But Kenny Kerr, Theodora Boyd, Paul Revere Williams and Betty Willis? Or Oscar Gonzalez, Denise Scott Brown and Raul Rodriguez? They are also cultural pioneers, though learning about their accomplishments may require a deeper dive into local history than most people in southern Nevada.
Fortunately, the Neon Museum has done the research and is honoring these pioneers – and some less animated – on a new mural, “Las Vegas Luminaries”, scheduled for completion in mid-December.
The 808-square-foot mural – which appears on the south wall of the museum’s north gallery – will serve as a pre-show appetizer for patrons waiting to catch the “Brilliant!” ” of the museum. show, which is due to feature a music and video update in mid-December. But the mural will also be the last piece of public art in southern Nevada, visible to anyone, anytime, and free of charge.
Aaron Berger, executive director of the museum, said the pioneers featured on the fresco were selected with the aim of highlighting diverse and under-represented communities and lesser-known people who have helped shape the cultural history of Las Vegas.
The mural features Liberace and Davis, both of whom broke new ground in the Las Vegas entertainment industry. But there’s also Boyd, an African-American showgirl who performed at the Moulin Rouge, and Kerr, whose female impersonator show, “Boylesque,” lasted for years here and was one of the first. advocates for AIDS research and the city’s LGBTQ community, according to the museum.
The mural also depicts Willis, who was one of the few women working in the commercial sign industry in the 1950s when she designed the now iconic “Welcome to Fabulous Las Vegas” sign, notes the museum; and African-American architect Williams, whose work here included Motel La Concha (its lobby now serves as the visitor center for the Neon Museum).
Two literal icons also found spots on the mural: the neon Vegas Vic cowboy, who helped promote Las Vegas to the world, and the Chief Hotel Court sign. The latter “recalls the misuse of indigenous imagery for profit that contrasted sharply with the local Paiute tribes who, at the time of the panel’s design, were deprived of electricity and other basic needs on reserves. of the Vegas area, ”the museum notes.

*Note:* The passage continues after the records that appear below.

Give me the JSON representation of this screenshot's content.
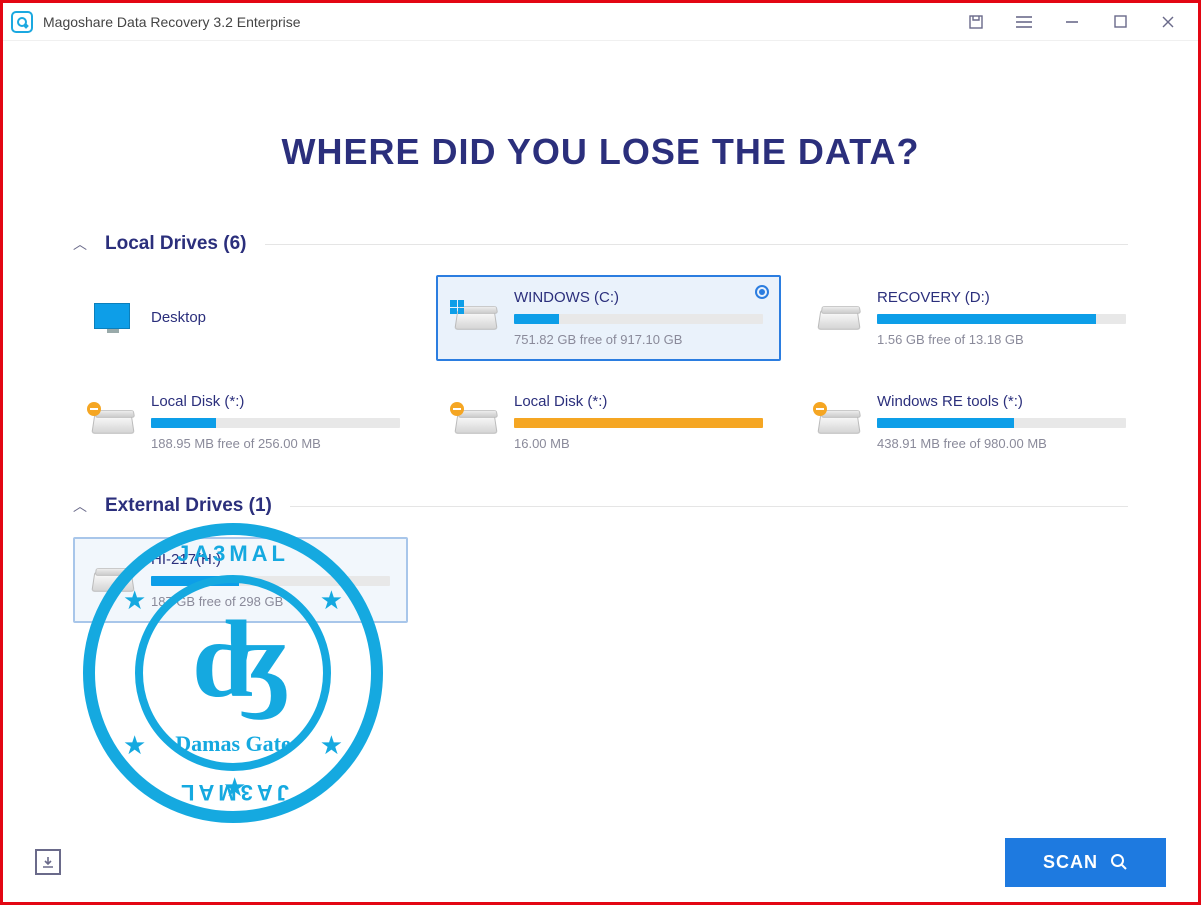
{
  "app": {
    "title": "Magoshare Data Recovery 3.2 Enterprise"
  },
  "headline": "WHERE DID YOU LOSE THE DATA?",
  "sections": {
    "local": {
      "title": "Local Drives (6)"
    },
    "external": {
      "title": "External Drives (1)"
    }
  },
  "drives": {
    "desktop": {
      "name": "Desktop"
    },
    "c": {
      "name": "WINDOWS (C:)",
      "stat": "751.82 GB free of 917.10 GB",
      "used_pct": 18
    },
    "d": {
      "name": "RECOVERY (D:)",
      "stat": "1.56 GB free of 13.18 GB",
      "used_pct": 88
    },
    "l1": {
      "name": "Local Disk (*:)",
      "stat": "188.95 MB free of 256.00 MB",
      "used_pct": 26
    },
    "l2": {
      "name": "Local Disk (*:)",
      "stat": "16.00 MB",
      "used_pct": 100
    },
    "re": {
      "name": "Windows RE tools (*:)",
      "stat": "438.91 MB free of 980.00 MB",
      "used_pct": 55
    },
    "ext": {
      "name": "HI-217(H:)",
      "stat": "187 GB free of 298 GB",
      "used_pct": 37
    }
  },
  "footer": {
    "scan": "SCAN"
  },
  "stamp": {
    "top": "JA3MAL",
    "name": "Damas Gate",
    "bottom": "JA3MAL"
  }
}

The mural also pays homage to the art form the museum honors with its portraits of Gonzalez, an American-Mexican neon bender whose work can be seen throughout the valley; Scott Brown, architect and co-author of “Learning From Las Vegas,” a seminal study of Vegas architecture and signs; and Rodriguez, an artist who “designed the iconic pink signage” of the Flamingo, according to the museum.
The mural incorporates images of classic Las Vegas panels, some of which are part of the museum’s collection. Viewers who want to know more about the winners of the mural will be able to access the information with a QR code.

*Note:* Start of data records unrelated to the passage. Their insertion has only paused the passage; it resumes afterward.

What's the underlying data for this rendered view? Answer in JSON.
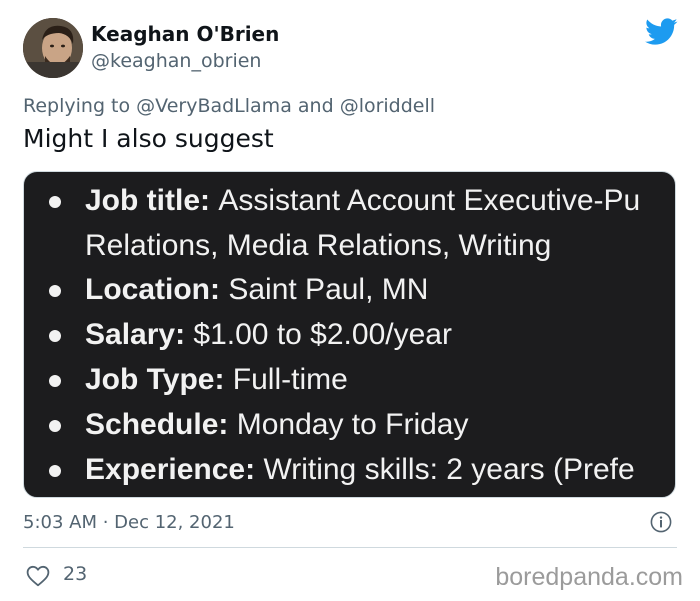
{
  "tweet": {
    "author": {
      "name": "Keaghan O'Brien",
      "handle": "@keaghan_obrien"
    },
    "reply": {
      "prefix": "Replying to",
      "mention1": "@VeryBadLlama",
      "conjunction": "and",
      "mention2": "@loriddell"
    },
    "text": "Might I also suggest",
    "timestamp": "5:03 AM · Dec 12, 2021",
    "likes": "23",
    "icons": {
      "brand": "twitter-bird-icon",
      "info": "info-icon",
      "like": "heart-icon"
    },
    "colors": {
      "brand": "#1d9bf0",
      "secondary_text": "#536471",
      "media_bg": "#1c1c1e"
    }
  },
  "media": {
    "items": [
      {
        "label": "Job title:",
        "value": "Assistant Account Executive-Pu",
        "continuation": "Relations, Media Relations, Writing"
      },
      {
        "label": "Location:",
        "value": "Saint Paul, MN"
      },
      {
        "label": "Salary:",
        "value": "$1.00 to $2.00/year"
      },
      {
        "label": "Job Type:",
        "value": "Full-time"
      },
      {
        "label": "Schedule:",
        "value": "Monday to Friday"
      },
      {
        "label": "Experience:",
        "value": "Writing skills: 2 years (Prefe"
      }
    ]
  },
  "watermark": "boredpanda.com"
}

“Now the North Gallery, which houses ‘Brilliant!’, Can (offer) an educational experience, and the mural is a key part of that,” said Berger.

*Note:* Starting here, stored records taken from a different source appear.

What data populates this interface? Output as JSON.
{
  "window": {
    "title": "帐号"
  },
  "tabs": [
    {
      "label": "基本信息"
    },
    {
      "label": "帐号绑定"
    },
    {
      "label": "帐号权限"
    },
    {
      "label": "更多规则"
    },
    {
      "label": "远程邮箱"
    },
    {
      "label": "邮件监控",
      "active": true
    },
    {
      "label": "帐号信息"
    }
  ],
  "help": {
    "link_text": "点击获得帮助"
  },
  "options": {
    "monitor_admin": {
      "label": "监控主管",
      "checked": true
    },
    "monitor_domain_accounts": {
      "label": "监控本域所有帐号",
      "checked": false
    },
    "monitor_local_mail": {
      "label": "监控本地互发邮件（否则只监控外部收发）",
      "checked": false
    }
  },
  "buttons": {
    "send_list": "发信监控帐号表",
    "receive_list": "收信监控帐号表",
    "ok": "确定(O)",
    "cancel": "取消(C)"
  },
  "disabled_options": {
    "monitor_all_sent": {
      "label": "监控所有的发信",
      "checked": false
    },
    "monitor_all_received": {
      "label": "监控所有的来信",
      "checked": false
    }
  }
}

The museum asked married artists Nanda Sharif for and Ali Fathollahi, who came to the United States from Iran in 2012, to design and create the mural. “Some of them are very well known,” Sharif says of the subjects of the fresco, “but I learned a lot when I was introduced to these people I didn’t know. So I think it has a very important educational and cultural value.
His favorite laureates? “I might be a little biased here, but I’m very interested in female figures, just because I’ve always liked to feature female figures in my painting,” Sharif says for.
In 2020, some members of the local arts community publicly questioned the museum’s commitment to diversity and inclusiveness. The organization has denied these claims.
Berger, who became director of the museum about four months ago, says he does not feel qualified to comment on this episode. “But I can tell you that (the mural project) has not been guided in the past. This is uniquely… a reflection of who we are as an organization and the recognition of who we serve as an audience.
“The museum wants to embrace its diverse audience, and that varies in (diversity) of nationality, ethnicity and gender identity. These are values that the board embraced and looked for in a director, and these are values that are dear to me. “
The mural “recognizes that our community… is diverse and that we need to be a museum where people see themselves in our programs,” says Berger.
Stephen Siwinski, the museum’s project manager, agrees that the purpose of the mural is to “shine a light on our diverse community and the people who have contributed to our cultural scene.”
But, he adds, “there aren’t enough walls in Las Vegas for us to do a mural that would include all of the people who made us who we are today. If we had enough wall we could say thank you to every housekeeper, we could say thank you to every valet. We hope these people can come here and start a conversation about what it means to be a Las Vegas luminary. “
Berger says the mural is “the first of many steps we’re going to take to showcase the key people who have made a significant difference in Las Vegas but who may not be well known.”
What if you’re upset that your favorite notable wasn’t included? Berger also wants to hear from you. Museums should be “the start of dialogue and a place where conversations begin,” he says. “I like it. I look forward to it. I hope people on social media (suggest) that should be included on Mural 2.0.